Even though you are a Head for Points reader, there is a decent chance that you don’t have many, or any, Virgin Points.
It doesn’t matter. As I hope I’ve shown here, you can still get good value from the annual credit card voucher by using it to upgrade or get a 2-4-1 on a Virgin Atlantic cash flight.
You can find out more about, or apply for, either of the Virgin Atlantic credit cards here.
A fairly long PS ….
In the article above I say that you cannot use your credit card voucher for a 2-4-1 transaction in Upper Class if you have no Virgin Points. This is correct. However, you can use a 2-4-1 voucher in Upper Class, either on a cash or points ticket, in two scenarios:
- you have Silver or Gold status in Virgin Flying Club, or
- you have no status in Virgin Flying Club and pay 50% of the Virgin Points required for the second Upper Class seat, effectively making your 2-4-1 voucher into a 2-4-1.5 voucher
How to earn Virgin Points from UK credit cards (February 2024)
As a reminder, there are various ways of earning Virgin Points from UK credit cards. Many cards also have generous sign-up bonuses.

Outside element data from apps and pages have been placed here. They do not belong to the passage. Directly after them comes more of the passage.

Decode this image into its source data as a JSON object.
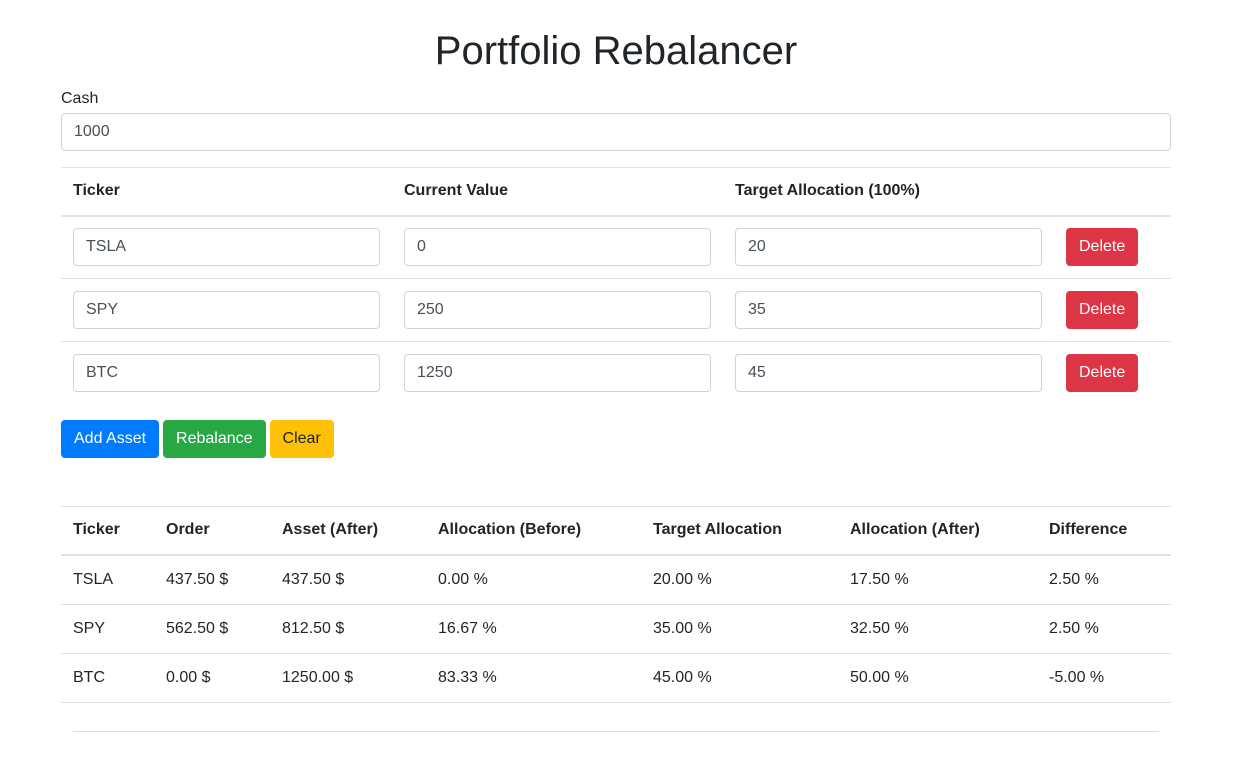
{
  "page": {
    "title": "Portfolio Rebalancer"
  },
  "cash": {
    "label": "Cash",
    "value": "1000"
  },
  "assets_table": {
    "headers": [
      "Ticker",
      "Current Value",
      "Target Allocation (100%)"
    ],
    "rows": [
      {
        "ticker": "TSLA",
        "current_value": "0",
        "target": "20",
        "delete_label": "Delete"
      },
      {
        "ticker": "SPY",
        "current_value": "250",
        "target": "35",
        "delete_label": "Delete"
      },
      {
        "ticker": "BTC",
        "current_value": "1250",
        "target": "45",
        "delete_label": "Delete"
      }
    ]
  },
  "actions": {
    "add_label": "Add Asset",
    "rebalance_label": "Rebalance",
    "clear_label": "Clear"
  },
  "results_table": {
    "headers": [
      "Ticker",
      "Order",
      "Asset (After)",
      "Allocation (Before)",
      "Target Allocation",
      "Allocation (After)",
      "Difference"
    ],
    "rows": [
      [
        "TSLA",
        "437.50 $",
        "437.50 $",
        "0.00 %",
        "20.00 %",
        "17.50 %",
        "2.50 %"
      ],
      [
        "SPY",
        "562.50 $",
        "812.50 $",
        "16.67 %",
        "35.00 %",
        "32.50 %",
        "2.50 %"
      ],
      [
        "BTC",
        "0.00 $",
        "1250.00 $",
        "83.33 %",
        "45.00 %",
        "50.00 %",
        "-5.00 %"
      ]
    ]
  },
  "colors": {
    "primary": "#007bff",
    "success": "#28a745",
    "warning": "#ffc107",
    "danger": "#dc3545"
  }
}
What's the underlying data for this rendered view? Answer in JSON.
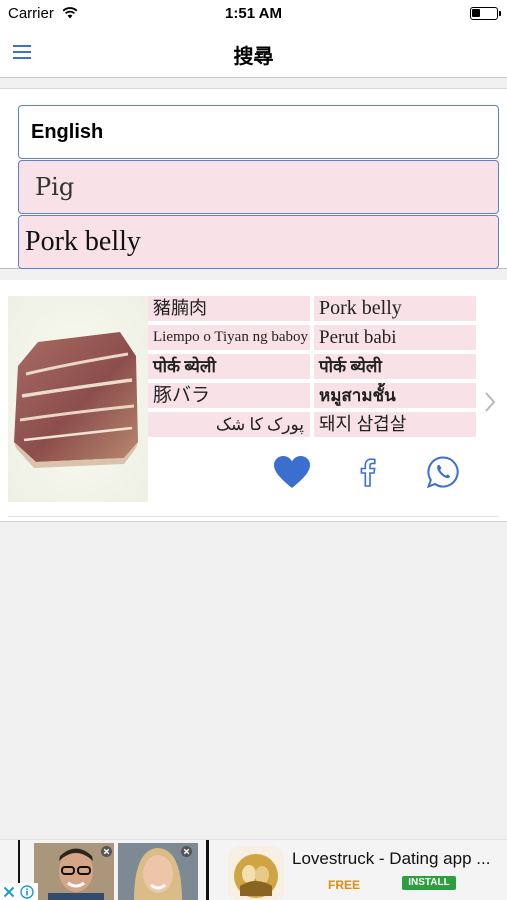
{
  "status_bar": {
    "carrier": "Carrier",
    "time": "1:51 AM"
  },
  "nav": {
    "title": "搜尋",
    "menu_icon": "hamburger-menu-icon"
  },
  "search": {
    "language": "English",
    "word": "Pig",
    "result": "Pork belly",
    "field_border_color": "#5b7fd6",
    "field_fill_color": "#f8e1e7"
  },
  "result_card": {
    "image": "pork-belly-photo",
    "translations": [
      [
        "豬腩肉",
        "Pork belly"
      ],
      [
        "Liempo o Tiyan ng baboy",
        "Perut babi"
      ],
      [
        "पोर्क ब्येली",
        "पोर्क ब्येली"
      ],
      [
        "豚バラ",
        "หมูสามชั้น"
      ],
      [
        "پورک کا شک",
        "돼지 삼겹살"
      ]
    ],
    "actions": [
      "heart-icon",
      "facebook-icon",
      "whatsapp-icon"
    ],
    "next_icon": "chevron-right-icon"
  },
  "ad": {
    "title": "Lovestruck - Dating app ...",
    "price": "FREE",
    "cta": "INSTALL",
    "icons": [
      "close-icon",
      "info-icon"
    ]
  }
}
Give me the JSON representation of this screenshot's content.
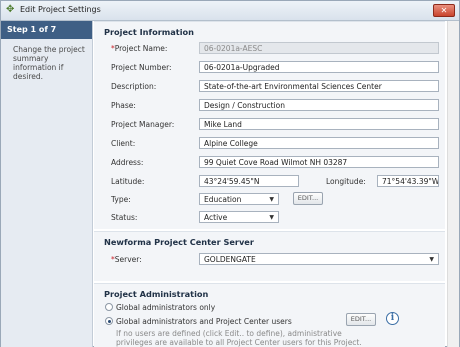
{
  "window": {
    "title": "Edit Project Settings",
    "close_label": "✕"
  },
  "sidebar": {
    "step": "Step 1 of 7",
    "description": "Change the project summary information if desired."
  },
  "project_info": {
    "heading": "Project Information",
    "fields": {
      "name_label": "Project Name:",
      "name": "06-0201a-AESC",
      "number_label": "Project Number:",
      "number": "06-0201a-Upgraded",
      "description_label": "Description:",
      "description": "State-of-the-art Environmental Sciences Center",
      "phase_label": "Phase:",
      "phase": "Design / Construction",
      "manager_label": "Project Manager:",
      "manager": "Mike Land",
      "client_label": "Client:",
      "client": "Alpine College",
      "address_label": "Address:",
      "address": "99 Quiet Cove Road Wilmot NH 03287",
      "latitude_label": "Latitude:",
      "latitude": "43°24'59.45\"N",
      "longitude_label": "Longitude:",
      "longitude": "71°54'43.39\"W",
      "type_label": "Type:",
      "type": "Education",
      "edit_label": "EDIT...",
      "status_label": "Status:",
      "status": "Active"
    }
  },
  "server": {
    "heading": "Newforma Project Center Server",
    "server_label": "Server:",
    "server": "GOLDENGATE"
  },
  "admin": {
    "heading": "Project Administration",
    "option_global": "Global administrators only",
    "option_global_and_users": "Global administrators and Project Center users",
    "edit_label": "EDIT...",
    "info": "i",
    "note": "If no users are defined (click Edit.. to define), administrative privileges are available to all Project Center users for this Project."
  },
  "icons": {
    "title": "newforma-logo-icon",
    "close": "close-icon",
    "dropdown": "chevron-down-icon",
    "info": "info-icon"
  },
  "colors": {
    "sidebar_header": "#3f5f85",
    "required": "#c9242a",
    "close": "#c9442d"
  }
}
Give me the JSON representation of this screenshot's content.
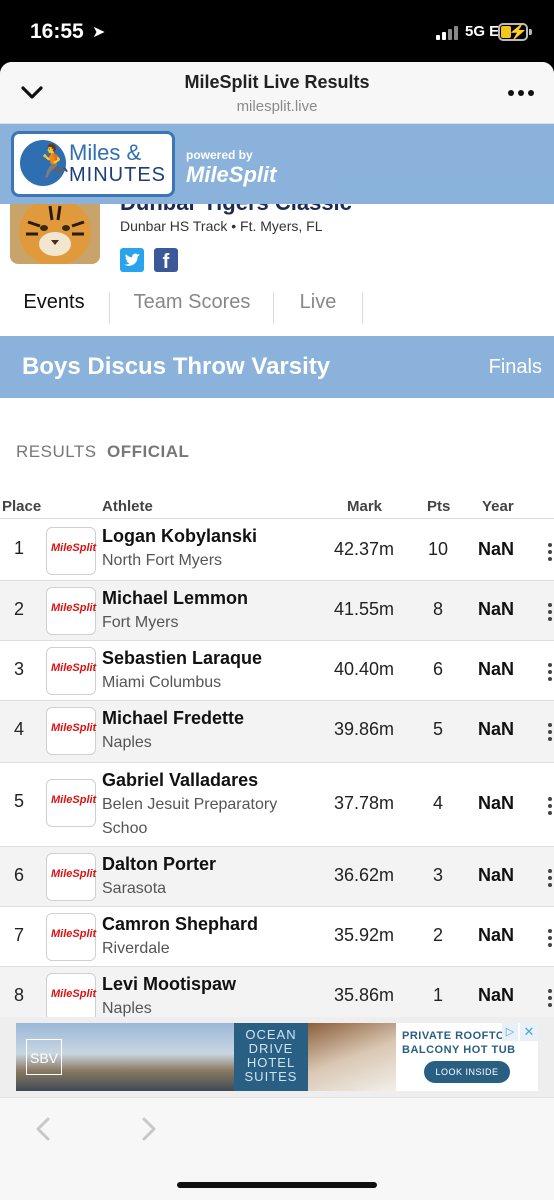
{
  "status_bar": {
    "time": "16:55",
    "network": "5G E"
  },
  "browser": {
    "title": "MileSplit Live Results",
    "url": "milesplit.live"
  },
  "banner": {
    "logo_line1": "Miles &",
    "logo_line2": "MINUTES",
    "powered_by": "powered by",
    "brand": "MileSplit"
  },
  "meet": {
    "title_partial": "Dunbar Tigers Classic",
    "location": "Dunbar HS Track • Ft. Myers, FL"
  },
  "tabs": [
    {
      "label": "Events",
      "active": true
    },
    {
      "label": "Team Scores",
      "active": false
    },
    {
      "label": "Live",
      "active": false
    }
  ],
  "event": {
    "name": "Boys Discus Throw Varsity",
    "round": "Finals"
  },
  "results": {
    "label": "RESULTS",
    "separator": "·",
    "status": "OFFICIAL"
  },
  "columns": {
    "place": "Place",
    "athlete": "Athlete",
    "mark": "Mark",
    "pts": "Pts",
    "year": "Year"
  },
  "team_logo_text": "MileSplit",
  "rows": [
    {
      "place": "1",
      "name": "Logan Kobylanski",
      "team": "North Fort Myers",
      "mark": "42.37m",
      "pts": "10",
      "year": "NaN"
    },
    {
      "place": "2",
      "name": "Michael Lemmon",
      "team": "Fort Myers",
      "mark": "41.55m",
      "pts": "8",
      "year": "NaN"
    },
    {
      "place": "3",
      "name": "Sebastien Laraque",
      "team": "Miami Columbus",
      "mark": "40.40m",
      "pts": "6",
      "year": "NaN"
    },
    {
      "place": "4",
      "name": "Michael Fredette",
      "team": "Naples",
      "mark": "39.86m",
      "pts": "5",
      "year": "NaN"
    },
    {
      "place": "5",
      "name": "Gabriel Valladares",
      "team": "Belen Jesuit Preparatory Schoo",
      "mark": "37.78m",
      "pts": "4",
      "year": "NaN"
    },
    {
      "place": "6",
      "name": "Dalton Porter",
      "team": "Sarasota",
      "mark": "36.62m",
      "pts": "3",
      "year": "NaN"
    },
    {
      "place": "7",
      "name": "Camron Shephard",
      "team": "Riverdale",
      "mark": "35.92m",
      "pts": "2",
      "year": "NaN"
    },
    {
      "place": "8",
      "name": "Levi Mootispaw",
      "team": "Naples",
      "mark": "35.86m",
      "pts": "1",
      "year": "NaN"
    }
  ],
  "ad": {
    "brand_mark": "SBV",
    "panel_text": "OCEAN DRIVE HOTEL SUITES",
    "headline": "PRIVATE ROOFTOP BALCONY HOT TUB",
    "cta": "LOOK INSIDE"
  },
  "colors": {
    "header_blue": "#8ab2db",
    "year_text": "#111111"
  }
}
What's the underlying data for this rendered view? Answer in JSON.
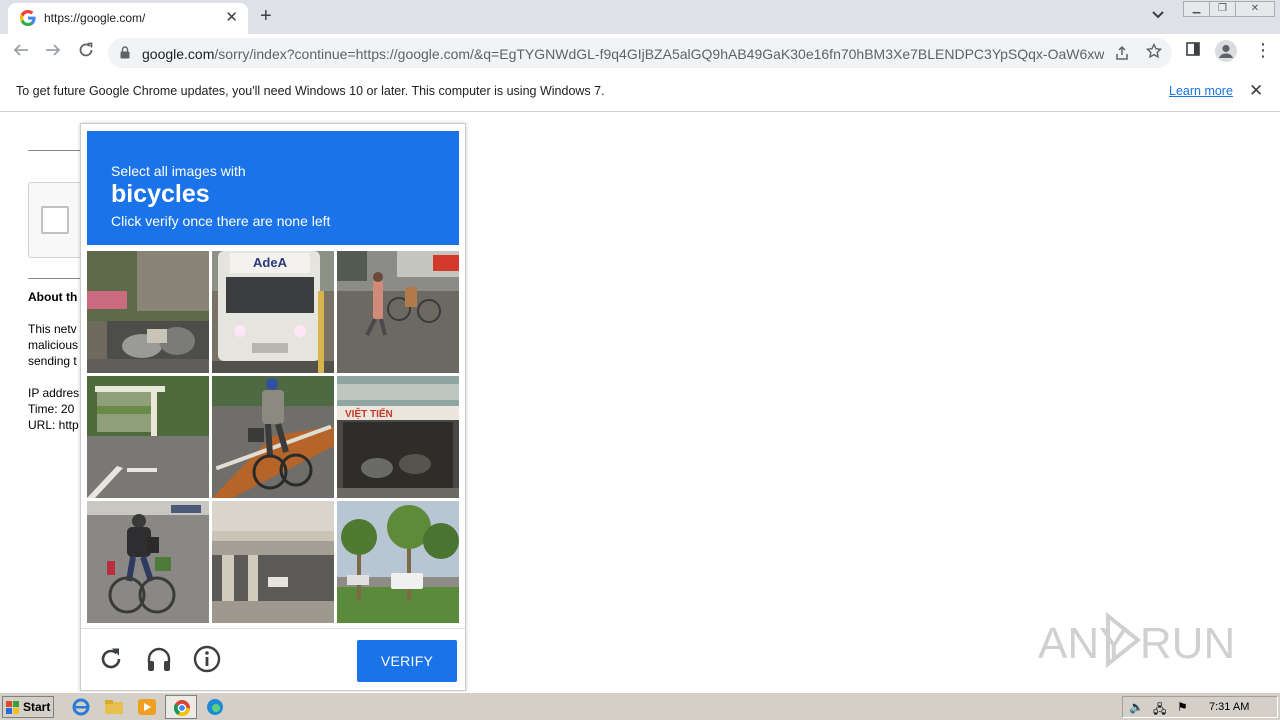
{
  "browser": {
    "tab_title": "https://google.com/",
    "url_host": "google.com",
    "url_rest": "/sorry/index?continue=https://google.com/&q=EgTYGNWdGL-f9q4GIjBZA5alGQ9hAB49GaK30e16fn70hBM3Xe7BLENDPC3YpSQqx-OaW6xwL...",
    "tab_close_glyph": "✕",
    "new_tab_glyph": "+",
    "tab_search_glyph": "⌄",
    "menu_glyph": "⋮"
  },
  "infobar": {
    "message": "To get future Google Chrome updates, you'll need Windows 10 or later. This computer is using Windows 7.",
    "learn_more": "Learn more",
    "close_glyph": "✕"
  },
  "page": {
    "about_heading": "About th",
    "line1": "This netv",
    "line2": "malicious",
    "line3": "sending t",
    "ip_label": "IP addres",
    "time_label": "Time: 20",
    "url_label": "URL: http"
  },
  "captcha": {
    "instruction_line1": "Select all images with",
    "target": "bicycles",
    "instruction_line3": "Click verify once there are none left",
    "verify_label": "VERIFY",
    "header_color": "#1a73e8",
    "tiles": [
      {
        "id": "tile-1"
      },
      {
        "id": "tile-2"
      },
      {
        "id": "tile-3"
      },
      {
        "id": "tile-4"
      },
      {
        "id": "tile-5"
      },
      {
        "id": "tile-6"
      },
      {
        "id": "tile-7"
      },
      {
        "id": "tile-8"
      },
      {
        "id": "tile-9"
      }
    ],
    "tile6_sign": "VIỆT TIẾN",
    "tile2_sign": "AdeA"
  },
  "watermark": {
    "text": "ANY RUN"
  },
  "taskbar": {
    "start_label": "Start",
    "clock": "7:31 AM"
  }
}
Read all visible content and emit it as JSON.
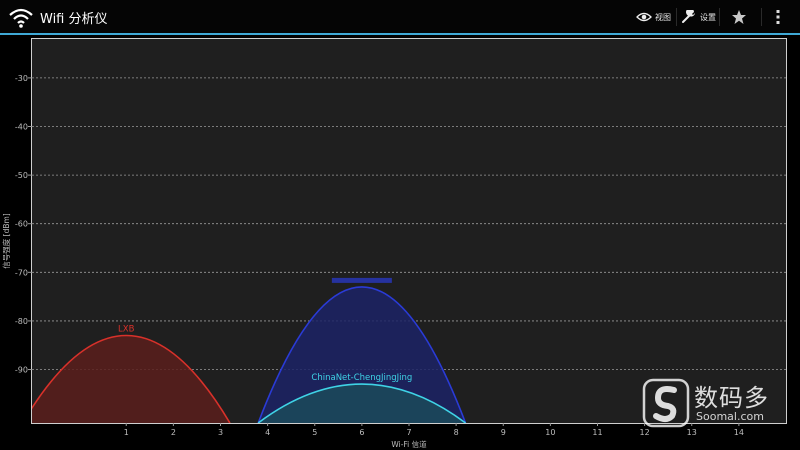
{
  "app": {
    "title": "Wifi 分析仪"
  },
  "actions": {
    "view_label": "视图",
    "settings_label": "设置"
  },
  "chart_data": {
    "type": "area",
    "xlabel": "Wi-Fi 信道",
    "ylabel": "信号强度 [dBm]",
    "xlim": [
      -1,
      15
    ],
    "ylim": [
      -101,
      -22
    ],
    "x_ticks": [
      1,
      2,
      3,
      4,
      5,
      6,
      7,
      8,
      9,
      10,
      11,
      12,
      13,
      14
    ],
    "y_ticks": [
      -30,
      -40,
      -50,
      -60,
      -70,
      -80,
      -90
    ],
    "grid": true,
    "series": [
      {
        "name": "LXB",
        "channel": 1,
        "half_width": 2.2,
        "peak_dbm": -83,
        "color": "#d8312a",
        "fill": "#5a1e1c"
      },
      {
        "name": "",
        "channel": 6,
        "half_width": 2.2,
        "peak_dbm": -73,
        "color": "#2a3bd6",
        "fill": "#1c2366"
      },
      {
        "name": "ChinaNet-ChengJingJing",
        "channel": 6,
        "half_width": 2.2,
        "peak_dbm": -93,
        "color": "#3fd3e6",
        "fill": "#1b4a5a"
      }
    ]
  },
  "watermark": {
    "brand": "数码多",
    "domain": "Soomal.com"
  }
}
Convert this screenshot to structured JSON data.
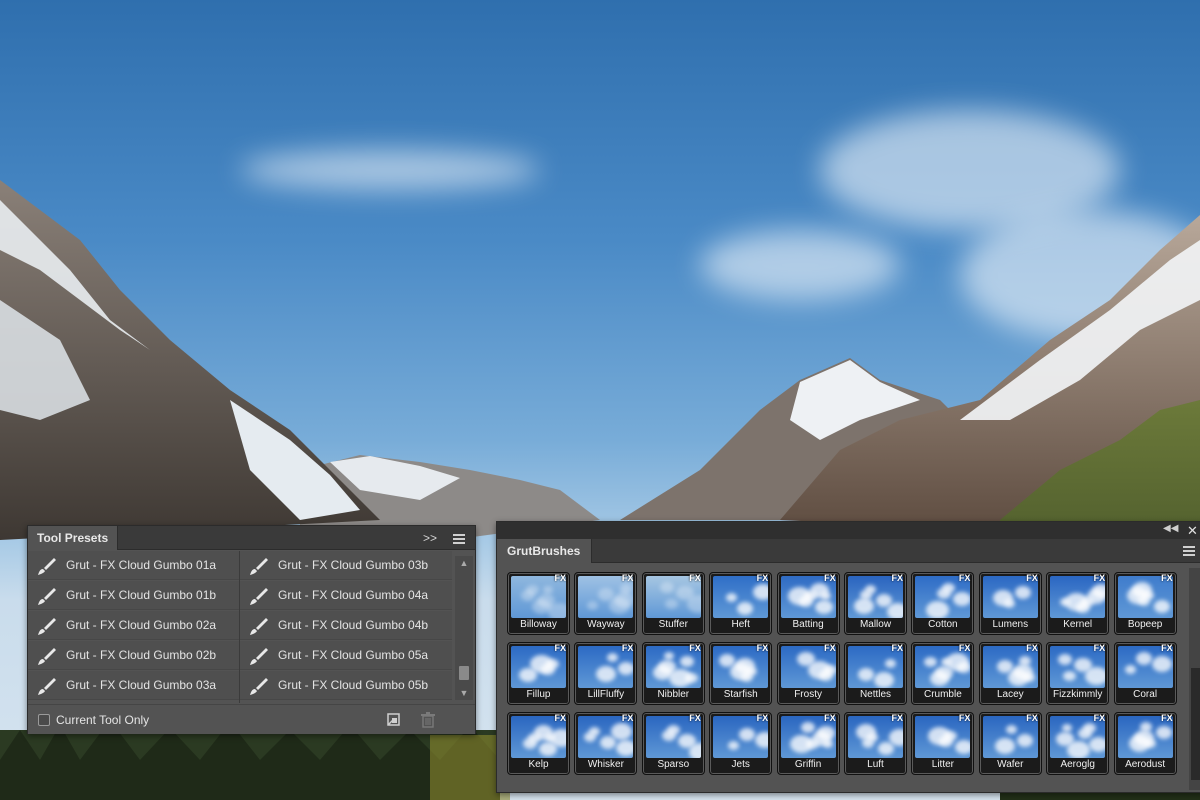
{
  "tool_presets": {
    "tab_label": "Tool Presets",
    "collapse_label": ">>",
    "items": [
      "Grut - FX Cloud Gumbo 01a",
      "Grut - FX Cloud Gumbo 03b",
      "Grut - FX Cloud Gumbo 01b",
      "Grut - FX Cloud Gumbo 04a",
      "Grut - FX Cloud Gumbo 02a",
      "Grut - FX Cloud Gumbo 04b",
      "Grut - FX Cloud Gumbo 02b",
      "Grut - FX Cloud Gumbo 05a",
      "Grut - FX Cloud Gumbo 03a",
      "Grut - FX Cloud Gumbo 05b"
    ],
    "current_tool_only_label": "Current Tool Only"
  },
  "grut_brushes": {
    "tab_label": "GrutBrushes",
    "badge": "FX",
    "tiles": [
      "Billoway",
      "Wayway",
      "Stuffer",
      "Heft",
      "Batting",
      "Mallow",
      "Cotton",
      "Lumens",
      "Kernel",
      "Bopeep",
      "Fillup",
      "LillFluffy",
      "Nibbler",
      "Starfish",
      "Frosty",
      "Nettles",
      "Crumble",
      "Lacey",
      "Fizzkimmly",
      "Coral",
      "Kelp",
      "Whisker",
      "Sparso",
      "Jets",
      "Griffin",
      "Luft",
      "Litter",
      "Wafer",
      "Aeroglg",
      "Aerodust"
    ]
  },
  "colors": {
    "panel_bg": "#535353",
    "header_bg": "#3a3a3a",
    "text": "#e4e4e4",
    "tile_sky": "#2a69c4"
  }
}
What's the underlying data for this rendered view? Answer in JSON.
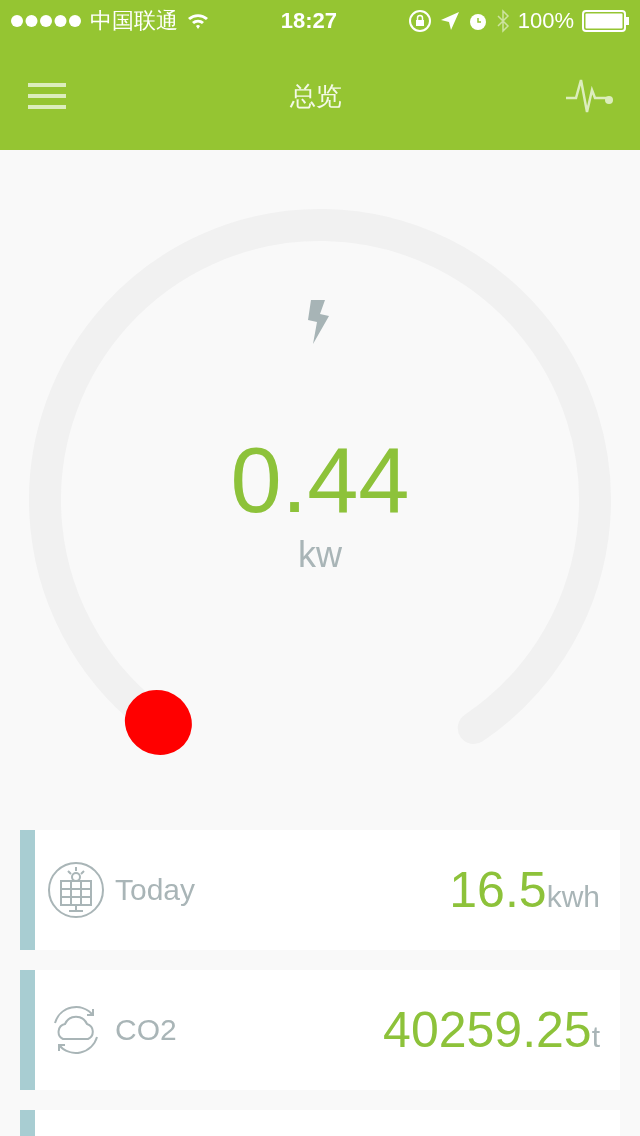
{
  "status_bar": {
    "carrier": "中国联通",
    "time": "18:27",
    "battery": "100%"
  },
  "header": {
    "title": "总览"
  },
  "gauge": {
    "value": "0.44",
    "unit": "kw"
  },
  "cards": [
    {
      "kind": "stat",
      "label": "Today",
      "value": "16.5",
      "unit": "kwh"
    },
    {
      "kind": "stat",
      "label": "CO2",
      "value": "40259.25",
      "unit": "t"
    },
    {
      "kind": "empty"
    }
  ]
}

You can choose from two official Virgin Atlantic credit cards (apply here, the Reward+ card has a bonus of 15,000 Virgin Points):
Virgin Money is offering double points on spending until 14th April (£5,000 cap) to new customers when you apply for the Virgin Atlantic Reward+ Mastercard. Click here to learn more.
You can also earn Virgin Points from various American Express cards – and these have sign-up bonuses too.
American Express Preferred Rewards Gold is FREE for a year and comes with 20,000 Membership Rewards points, which convert into 20,000 Virgin Points.
The Platinum Card from American Express comes with 40,000 Membership Rewards points, which convert into 40,000 Virgin Points.
Small business owners should consider the two American Express Business cards. Points convert at 1:1 into Virgin Points.
(Want to earn more Virgin Points? Click here to see our recent articles on Virgin Atlantic and Flying Club and click here for our home page with the latest news on earning and spending other airline and hotel points.)